A. Physicians faced with filing for personal bankruptcy (often to assist in limiting excessive judgments from medical liability lawsuits) may soon be seeing substantial changes to the rules. The Senate recently passed legislation by a vote of 74 to 25 that may cause physicians to seek other avenues in the event of financial difficulty. The Bankruptcy Abuse Prevention and Consumer Act of 2005, if approved by Congress, will go into effect in October and will require many consumers to repay a portion of the money owed, as opposed to simply walking away from the debt.
Historically, physicians have preferred filing Chapter 7 bankruptcy, also known as "straight bankruptcy," since it calls for a liquidation proceeding. The debtor turns over all non-exempt property to the bankruptcy trustee, who then converts it to cash for distributions to creditors. Exempt property, such as ERISA qualified retirement plans, and the state-mandated maximum allowable homestead exemption amount, is not included.
Another alternative, the Chapter 13 bankruptcy, is a reorganization bankruptcy. Chapter 13 is filed by individuals who want to pay off their debts over a period of 3 to 5 years. This type of bankruptcy appeals to individuals who have non-exempt property that they want to keep, such as real estate, autos, and boats. It is also only an option for individuals who have predictable income and whose income is sufficient to pay their reasonable expenses with some amount left over to pay off their debts.
Unfortunately, this method reduces disposable income, thus putting a physician's long-term savings ability, as well as his current standard of living, in jeopardy.
The major intent of bankruptcy reform is to require people who can well afford to make some payments toward their debt do so, while still affording them the right to have the rest of their debt erased. The reform, however, would require most physicians to file the less-desirable Chapter 13, as opposed to the generally preferred Chapter 7, due to the way that eligibility would be determined.
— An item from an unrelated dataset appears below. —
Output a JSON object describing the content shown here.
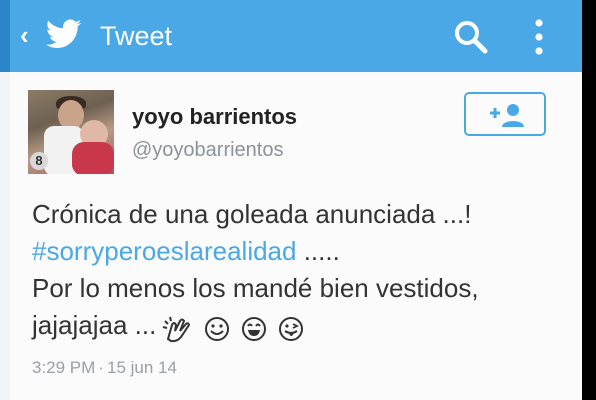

A series of tests, such as the following, would be used to determine if the debtor has the financial capacity to pay some money to creditors: